    Begin with Design

    Process should be design-based

    * Terrible!

    expand this figure

    * Unwise - avoid if at all possible

    expand this figure

    * Recommended

    expand this figure


    Reverse Engineering

    Main goal is design recovery, but the recovered information is often at too low a level of abstraction.

    Useful for

    * recovering and comparing file organizations

    * program (code) restructuring

    Useful as programmer's aide on a large project.


    Rules of Thumb"

    1. Study program before entering """emergency mode."""

    2. Become familiar with overall structure, avoiding details.

    3. Evaluate existing documentation; diagram and comment if needed.

    4. Make good use of cross references and other aids.

    5. Make changes with utmost caution.

    6. Don't eliminate code unless your sure it isn't used.

    7. Declare your own variables rather than reusing.

    8. Keep detailed records of activities and results.

    9. Temper the urge to throw program away and rewrite it.

    10. Insert error checking & diagnostics.

    - Yourdan, 1975


    Danger Zones

    1. a subprogram is deleted or changed

    2. a statement label is deleted or modified

    3. an identifier is deleted or modified

    4. changes are made to improve execution performance

    5. a file open or close is modified

    6. logical operators are modified

    7. design changes are translated into major code changes

    8. changes are made to logical tests of boundary conditions

    - Freedman & Weinberg, 1990


    Laws" of Program Evolution

    Continuing change - program must change or become less useful

    Increasing complexity - structure of evolving program becomes more complex unless active efforts are made

    Large program evolution - program evolution is a self-regulating process with statistically significant [local] trends and invariances

    Organizational stability - over the lifetime of a program, rate of [change] is approximately constant independent of resources

    Conservation of familiarity - incremental system change approximately constant from release to release

    - Lehman & Belady, 1985


    Dealing with Managers

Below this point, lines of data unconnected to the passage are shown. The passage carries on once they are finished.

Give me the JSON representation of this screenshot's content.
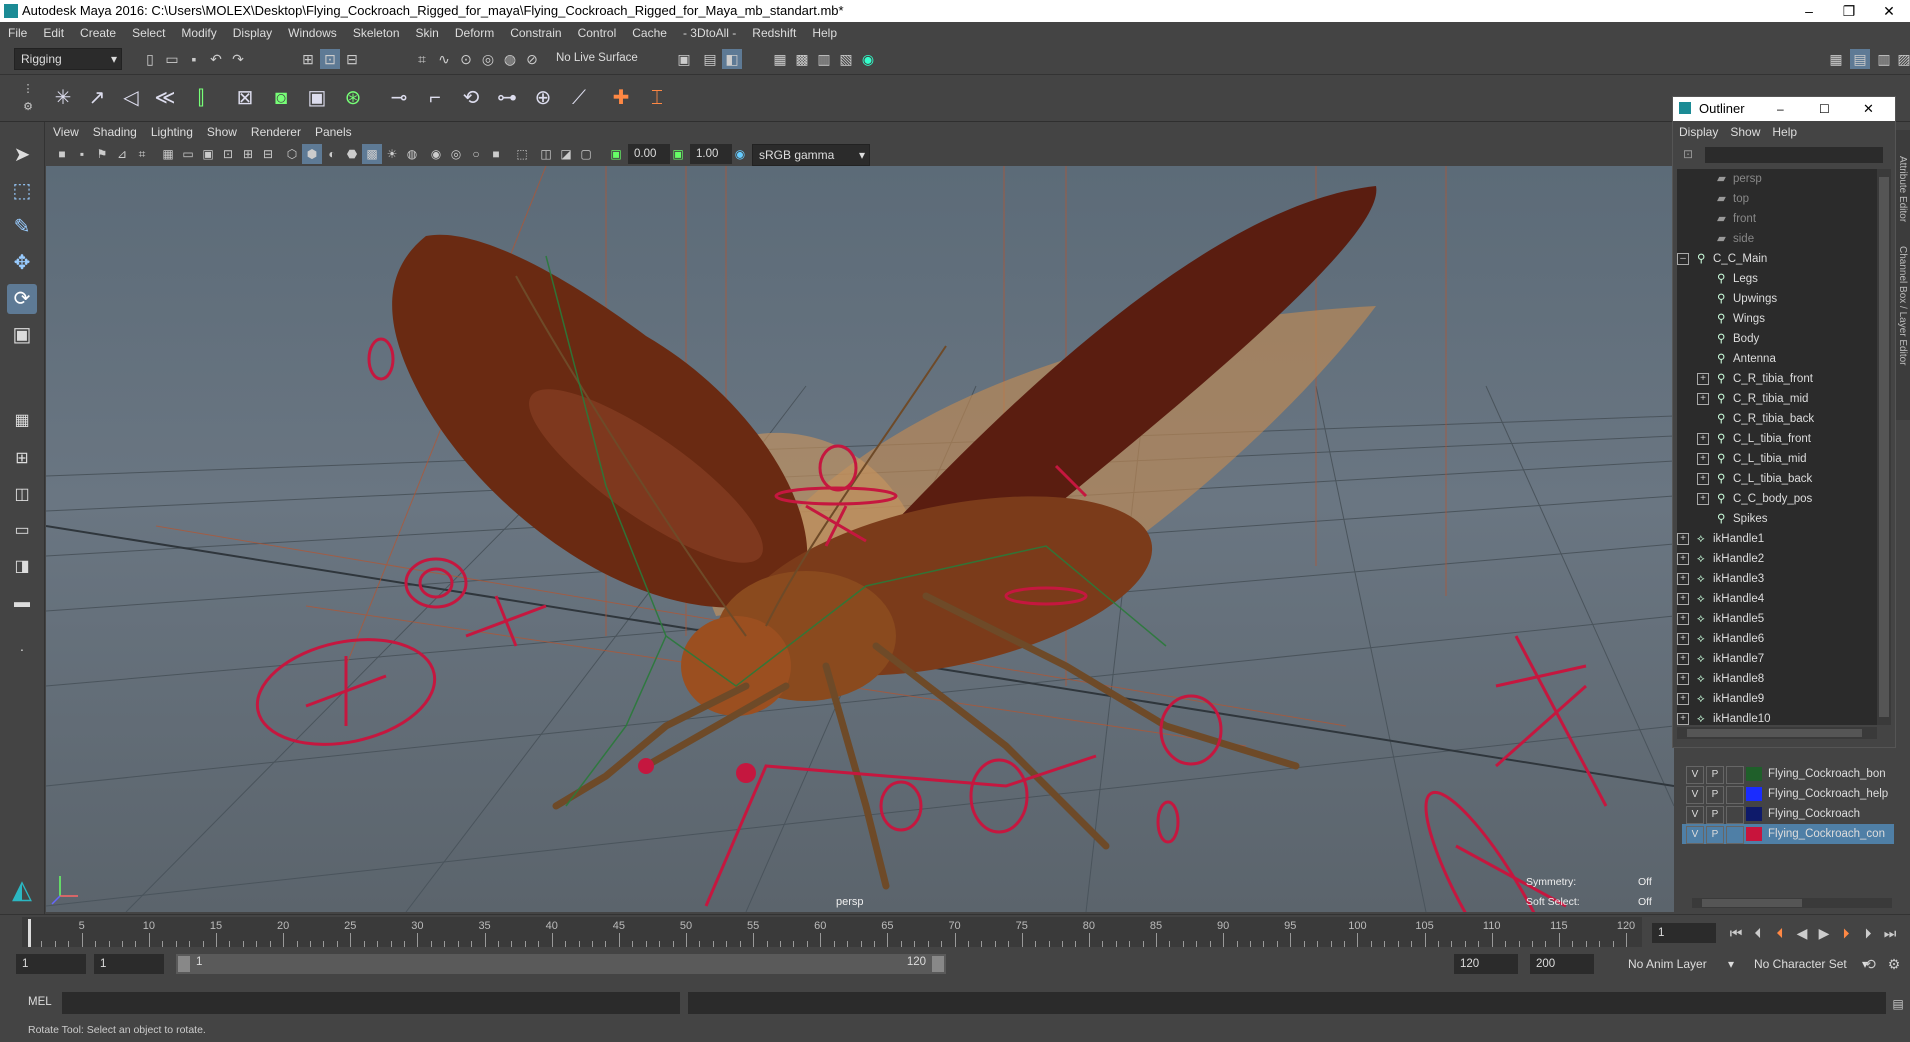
{
  "window": {
    "title": "Autodesk Maya 2016: C:\\Users\\MOLEX\\Desktop\\Flying_Cockroach_Rigged_for_maya\\Flying_Cockroach_Rigged_for_Maya_mb_standart.mb*",
    "min": "–",
    "restore": "❐",
    "close": "✕"
  },
  "menubar": [
    "File",
    "Edit",
    "Create",
    "Select",
    "Modify",
    "Display",
    "Windows",
    "Skeleton",
    "Skin",
    "Deform",
    "Constrain",
    "Control",
    "Cache",
    "- 3DtoAll -",
    "Redshift",
    "Help"
  ],
  "statusline": {
    "menuset": "Rigging",
    "live_surface": "No Live Surface"
  },
  "viewport": {
    "menu": [
      "View",
      "Shading",
      "Lighting",
      "Show",
      "Renderer",
      "Panels"
    ],
    "exposure": "0.00",
    "gamma": "1.00",
    "colorspace": "sRGB gamma",
    "camera_label": "persp",
    "hud": {
      "symmetry_label": "Symmetry:",
      "symmetry_value": "Off",
      "softselect_label": "Soft Select:",
      "softselect_value": "Off"
    }
  },
  "outliner": {
    "title": "Outliner",
    "menu": [
      "Display",
      "Show",
      "Help"
    ],
    "items": [
      {
        "label": "persp",
        "kind": "camera",
        "indent": 1,
        "expander": ""
      },
      {
        "label": "top",
        "kind": "camera",
        "indent": 1,
        "expander": ""
      },
      {
        "label": "front",
        "kind": "camera",
        "indent": 1,
        "expander": ""
      },
      {
        "label": "side",
        "kind": "camera",
        "indent": 1,
        "expander": ""
      },
      {
        "label": "C_C_Main",
        "kind": "group",
        "indent": 0,
        "expander": "–"
      },
      {
        "label": "Legs",
        "kind": "group",
        "indent": 1,
        "expander": ""
      },
      {
        "label": "Upwings",
        "kind": "group",
        "indent": 1,
        "expander": ""
      },
      {
        "label": "Wings",
        "kind": "group",
        "indent": 1,
        "expander": ""
      },
      {
        "label": "Body",
        "kind": "group",
        "indent": 1,
        "expander": ""
      },
      {
        "label": "Antenna",
        "kind": "group",
        "indent": 1,
        "expander": ""
      },
      {
        "label": "C_R_tibia_front",
        "kind": "group",
        "indent": 1,
        "expander": "+"
      },
      {
        "label": "C_R_tibia_mid",
        "kind": "group",
        "indent": 1,
        "expander": "+"
      },
      {
        "label": "C_R_tibia_back",
        "kind": "group",
        "indent": 1,
        "expander": ""
      },
      {
        "label": "C_L_tibia_front",
        "kind": "group",
        "indent": 1,
        "expander": "+"
      },
      {
        "label": "C_L_tibia_mid",
        "kind": "group",
        "indent": 1,
        "expander": "+"
      },
      {
        "label": "C_L_tibia_back",
        "kind": "group",
        "indent": 1,
        "expander": "+"
      },
      {
        "label": "C_C_body_pos",
        "kind": "group",
        "indent": 1,
        "expander": "+"
      },
      {
        "label": "Spikes",
        "kind": "group",
        "indent": 1,
        "expander": ""
      },
      {
        "label": "ikHandle1",
        "kind": "ik",
        "indent": 0,
        "expander": "+"
      },
      {
        "label": "ikHandle2",
        "kind": "ik",
        "indent": 0,
        "expander": "+"
      },
      {
        "label": "ikHandle3",
        "kind": "ik",
        "indent": 0,
        "expander": "+"
      },
      {
        "label": "ikHandle4",
        "kind": "ik",
        "indent": 0,
        "expander": "+"
      },
      {
        "label": "ikHandle5",
        "kind": "ik",
        "indent": 0,
        "expander": "+"
      },
      {
        "label": "ikHandle6",
        "kind": "ik",
        "indent": 0,
        "expander": "+"
      },
      {
        "label": "ikHandle7",
        "kind": "ik",
        "indent": 0,
        "expander": "+"
      },
      {
        "label": "ikHandle8",
        "kind": "ik",
        "indent": 0,
        "expander": "+"
      },
      {
        "label": "ikHandle9",
        "kind": "ik",
        "indent": 0,
        "expander": "+"
      },
      {
        "label": "ikHandle10",
        "kind": "ik",
        "indent": 0,
        "expander": "+"
      }
    ]
  },
  "layers": [
    {
      "v": "V",
      "p": "P",
      "name": "Flying_Cockroach_bon",
      "color": "#1f5f2a",
      "selected": false
    },
    {
      "v": "V",
      "p": "P",
      "name": "Flying_Cockroach_help",
      "color": "#1a2cff",
      "selected": false
    },
    {
      "v": "V",
      "p": "P",
      "name": "Flying_Cockroach",
      "color": "#0e1a6a",
      "selected": false
    },
    {
      "v": "V",
      "p": "P",
      "name": "Flying_Cockroach_con",
      "color": "#c8143c",
      "selected": true
    }
  ],
  "timeslider": {
    "ticks": [
      "1",
      "5",
      "10",
      "15",
      "20",
      "25",
      "30",
      "35",
      "40",
      "45",
      "50",
      "55",
      "60",
      "65",
      "70",
      "75",
      "80",
      "85",
      "90",
      "95",
      "100",
      "105",
      "110",
      "115",
      "120"
    ],
    "current_frame": "1"
  },
  "range": {
    "start": "1",
    "anim_start": "1",
    "range_start": "1",
    "range_end": "120",
    "end": "120",
    "anim_end": "200",
    "anim_layer": "No Anim Layer",
    "character_set": "No Character Set"
  },
  "cmd": {
    "label": "MEL"
  },
  "help": {
    "text": "Rotate Tool: Select an object to rotate."
  },
  "side_tabs": {
    "attr_editor": "Attribute Editor",
    "channel_box": "Channel Box / Layer Editor"
  }
}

    Maintenance causes most severe political stresses because it:

    * is urgent

    * has unanticipated resource requirements

    * needs unanticipated managerial attention